During this time, we have grown from a “green” start-up ministry into a valuable and healthy community resource. We serve over 500 homeless and impoverished individuals from northeast Edmonton, and receive referrals of people in need from local businesses, police, social agencies, and residents. The people who use our services have developed a respect for the area and have move into healthier lifestyles. In the area directly around Mosaic Centre, the crime rate has even dropped by 20%. Every day we witness lives impacted and changed as we build relationships with our community members and offer Christian hospitality.

Throughout the past winter and with the help of staff and volunteers, community members gathered around a wholesome meal on Sunday evenings to hear God’s Word and openly share their thoughts and questions. At the end of April, the community expressed disappointment in losing the extended winter hours. They requested, however, that “Mosaic church” continue to meet -something that has always been a part of Mosaic’s vision. Once again, volunteers have stepped up to host this weekly gathering for the community.

For more than 5 years now, Mosaic Centre has also been included in the curriculum of some of the area high schools. As a result of stories shared in one school, a student was moved to sleep outside for 6 months through the bitter Alberta winter in an effort to raise awareness and funds for the homeless and Mosaic Centre. Collin Messelink’s story was shared by the media, and many people learned about, and donated to Mosaic. People who had never considered the lives of a homeless individual were moved to view them as neighbours.

Every day at Mosaic Centre is a gift as we open our doors and meet new people. The community comes to trust and confide in staff and volunteers who help them to make positive life changes. We are grateful to Operation Manna for walking with us during these past 4 years, and we look forward to what new adventures God will bring through the doors of Mosaic Centre.

-written by Linda Deveau, from Mosaic Centre

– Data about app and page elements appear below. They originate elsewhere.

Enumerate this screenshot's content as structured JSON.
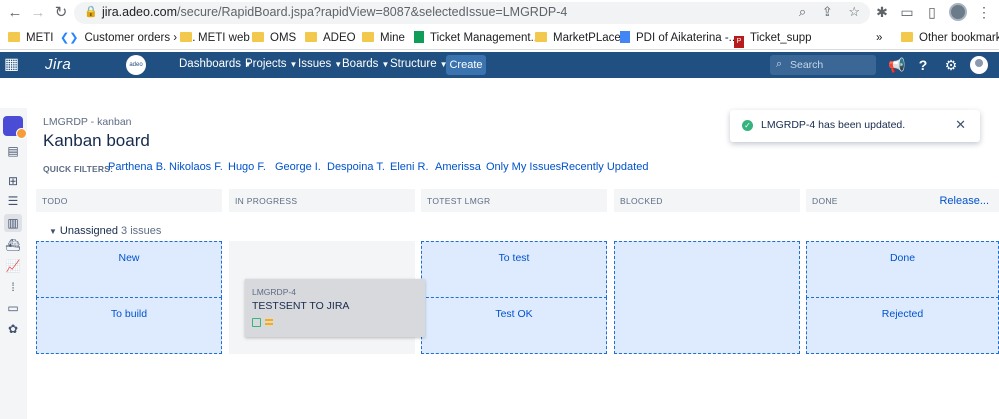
{
  "browser": {
    "url_host": "jira.adeo.com",
    "url_path": "/secure/RapidBoard.jspa?rapidView=8087&selectedIssue=LMGRDP-4",
    "bookmarks": [
      {
        "label": "METI",
        "icon": "folder-icon"
      },
      {
        "label": "Customer orders › T...",
        "icon": "jira-icon"
      },
      {
        "label": "METI web",
        "icon": "folder-icon"
      },
      {
        "label": "OMS",
        "icon": "folder-icon"
      },
      {
        "label": "ADEO",
        "icon": "folder-icon"
      },
      {
        "label": "Mine",
        "icon": "folder-icon"
      },
      {
        "label": "Ticket Management...",
        "icon": "sheets-icon"
      },
      {
        "label": "MarketPLace",
        "icon": "folder-icon"
      },
      {
        "label": "PDI of Aikaterina -...",
        "icon": "docs-icon"
      },
      {
        "label": "Ticket_supp",
        "icon": "pdf-icon"
      }
    ],
    "more_bookmarks": "»",
    "other_bookmarks": "Other bookmarks"
  },
  "jira_header": {
    "logo": "Jira",
    "adeo_logo": "adeo",
    "menus": [
      "Dashboards",
      "Projects",
      "Issues",
      "Boards",
      "Structure"
    ],
    "create_label": "Create",
    "search_placeholder": "Search"
  },
  "board": {
    "breadcrumb": "LMGRDP - kanban",
    "title": "Kanban board",
    "quick_filters_label": "QUICK FILTERS:",
    "quick_filters": [
      "Parthena B.",
      "Nikolaos F.",
      "Hugo F.",
      "George I.",
      "Despoina T.",
      "Eleni R.",
      "Amerissa",
      "Only My Issues",
      "Recently Updated"
    ],
    "columns": [
      "TODO",
      "IN PROGRESS",
      "TOTEST LMGR",
      "BLOCKED",
      "DONE"
    ],
    "release_label": "Release...",
    "swimlane": {
      "label": "Unassigned",
      "count": "3 issues"
    },
    "drop_zones": {
      "todo": [
        "New",
        "To build"
      ],
      "totest": [
        "To test",
        "Test OK"
      ],
      "done": [
        "Done",
        "Rejected"
      ]
    },
    "card": {
      "key": "LMGRDP-4",
      "summary": "TESTSENT TO JIRA"
    }
  },
  "flag": {
    "message": "LMGRDP-4 has been updated."
  }
}
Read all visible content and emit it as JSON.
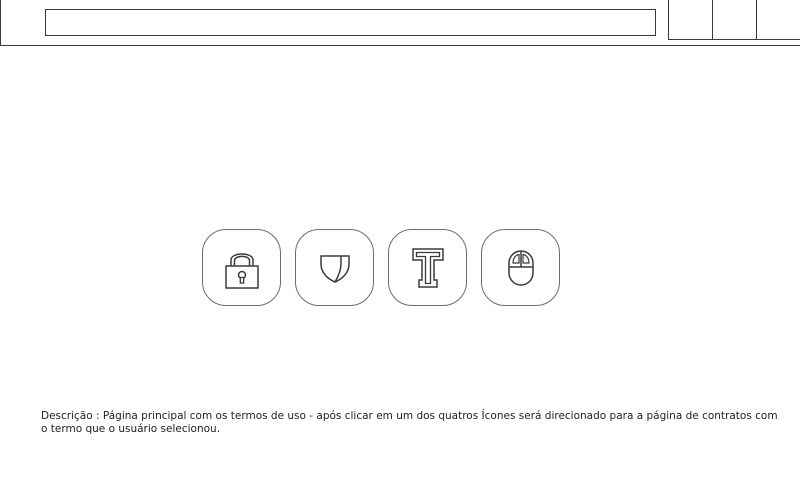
{
  "header": {
    "address_bar_value": ""
  },
  "icons": [
    {
      "name": "lock-icon"
    },
    {
      "name": "shield-icon"
    },
    {
      "name": "t-letter-icon"
    },
    {
      "name": "mouse-icon"
    }
  ],
  "description": "Descrição : Página principal com os termos de uso - após clicar em um dos quatros Ícones será direcionado para a página de contratos com o termo que o usuário selecionou."
}
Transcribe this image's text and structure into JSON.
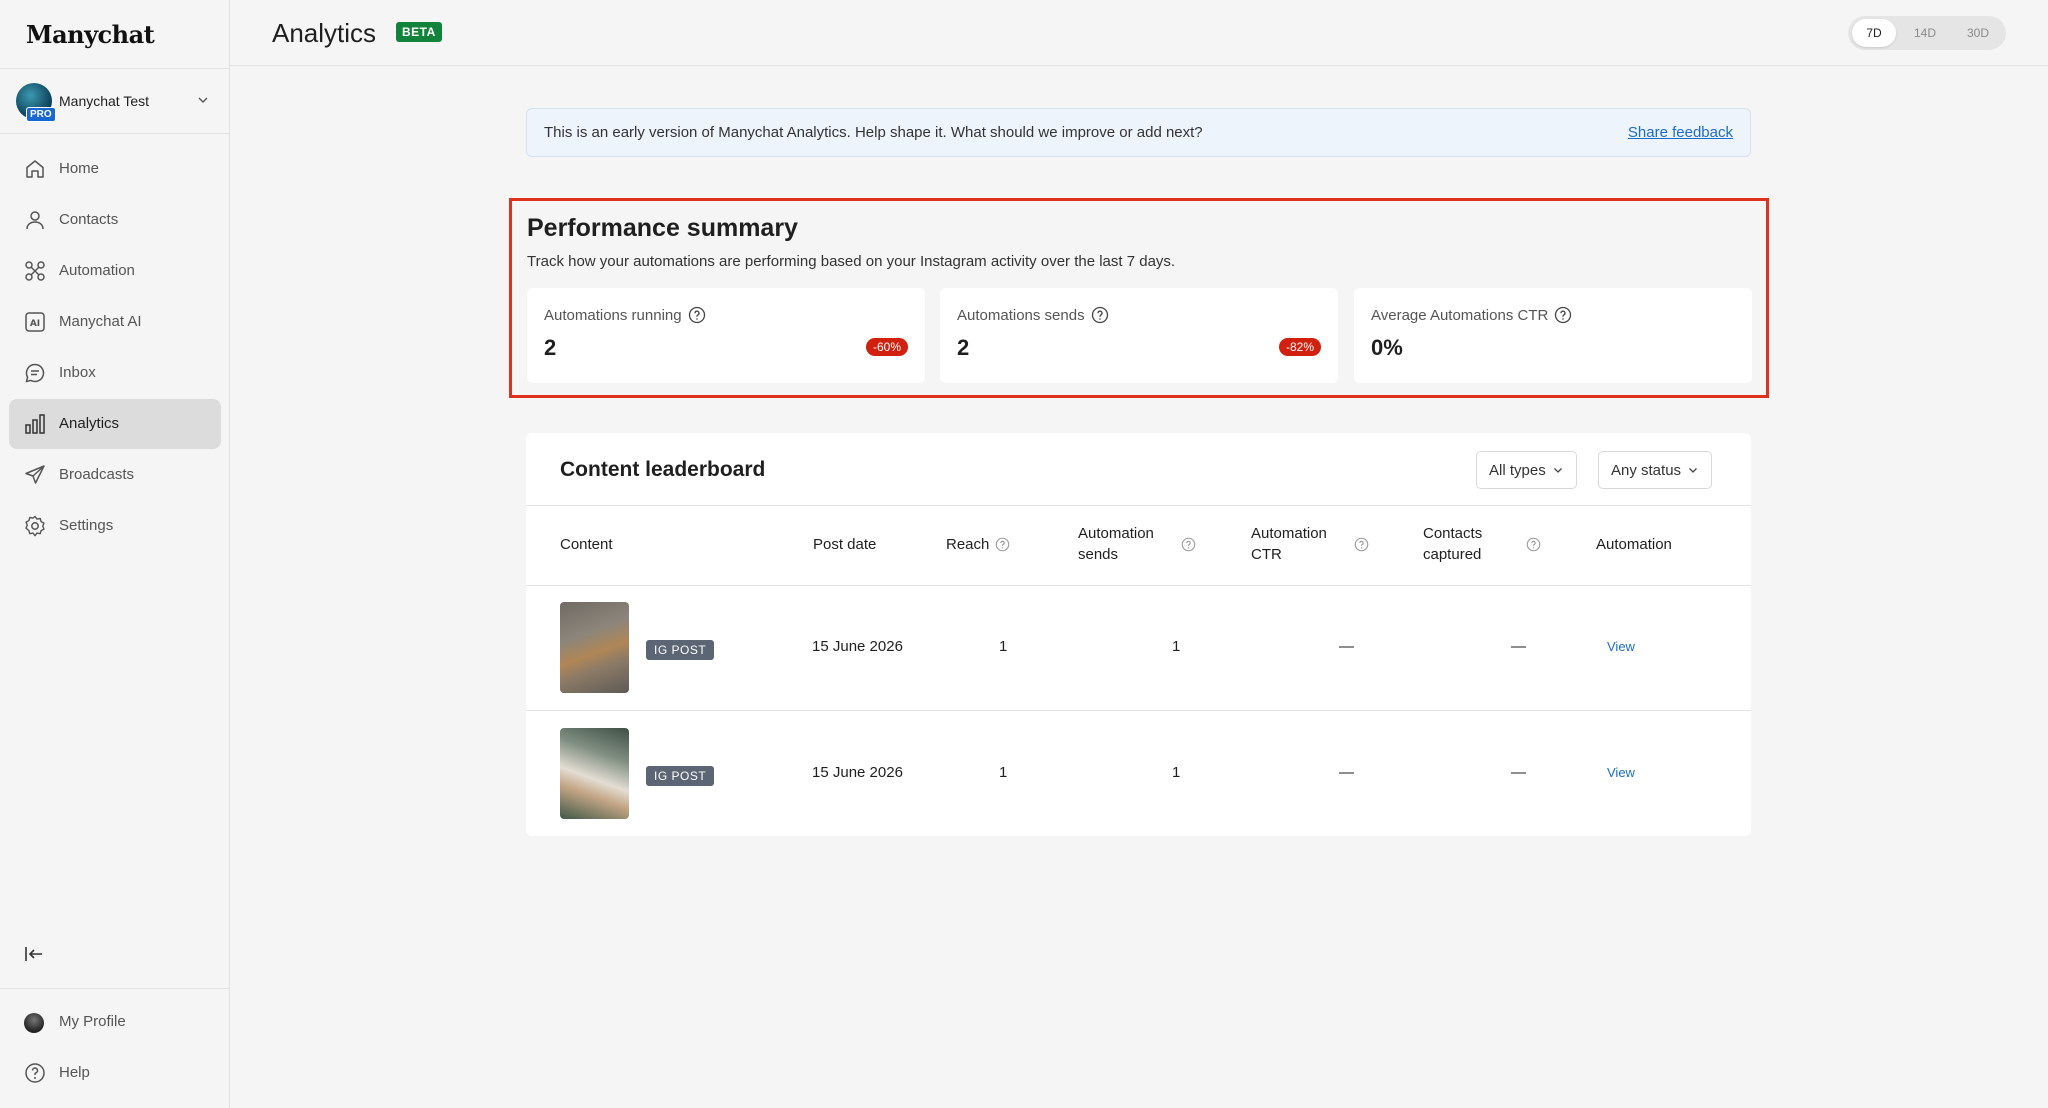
{
  "brand": {
    "logo": "Manychat"
  },
  "account": {
    "name": "Manychat Test",
    "badge": "PRO"
  },
  "nav": {
    "items": [
      {
        "label": "Home",
        "icon": "home-icon"
      },
      {
        "label": "Contacts",
        "icon": "user-icon"
      },
      {
        "label": "Automation",
        "icon": "automation-icon"
      },
      {
        "label": "Manychat AI",
        "icon": "ai-icon"
      },
      {
        "label": "Inbox",
        "icon": "chat-icon"
      },
      {
        "label": "Analytics",
        "icon": "bar-chart-icon",
        "active": true
      },
      {
        "label": "Broadcasts",
        "icon": "send-icon"
      },
      {
        "label": "Settings",
        "icon": "gear-icon"
      }
    ],
    "bottom": [
      {
        "label": "My Profile",
        "icon": "avatar"
      },
      {
        "label": "Help",
        "icon": "help-icon"
      }
    ]
  },
  "header": {
    "title": "Analytics",
    "badge": "BETA",
    "ranges": [
      "7D",
      "14D",
      "30D"
    ],
    "active_range": "7D"
  },
  "banner": {
    "text": "This is an early version of Manychat Analytics. Help shape it. What should we improve or add next?",
    "link": "Share feedback"
  },
  "performance": {
    "title": "Performance summary",
    "subtitle": "Track how your automations are performing based on your Instagram activity over the last 7 days.",
    "cards": [
      {
        "label": "Automations running",
        "value": "2",
        "delta": "-60%"
      },
      {
        "label": "Automations sends",
        "value": "2",
        "delta": "-82%"
      },
      {
        "label": "Average Automations CTR",
        "value": "0%"
      }
    ]
  },
  "leaderboard": {
    "title": "Content leaderboard",
    "filters": [
      "All types",
      "Any status"
    ],
    "columns": [
      "Content",
      "Post date",
      "Reach",
      "Automation sends",
      "Automation CTR",
      "Contacts captured",
      "Automation"
    ],
    "rows": [
      {
        "type": "IG POST",
        "post_date": "15 June 2026",
        "reach": "1",
        "sends": "1",
        "ctr": "—",
        "contacts": "—",
        "action": "View"
      },
      {
        "type": "IG POST",
        "post_date": "15 June 2026",
        "reach": "1",
        "sends": "1",
        "ctr": "—",
        "contacts": "—",
        "action": "View"
      }
    ]
  },
  "colors": {
    "accent": "#1a6dcf",
    "beta": "#12833b",
    "delta_negative": "#d2200e",
    "highlight": "#e0301e"
  }
}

There is more information about the Operation Manna program on the Diaconal Ministries website.

Go to the Mosaic Centre’s website for more information on Mosaic and the story about Collin Messelink.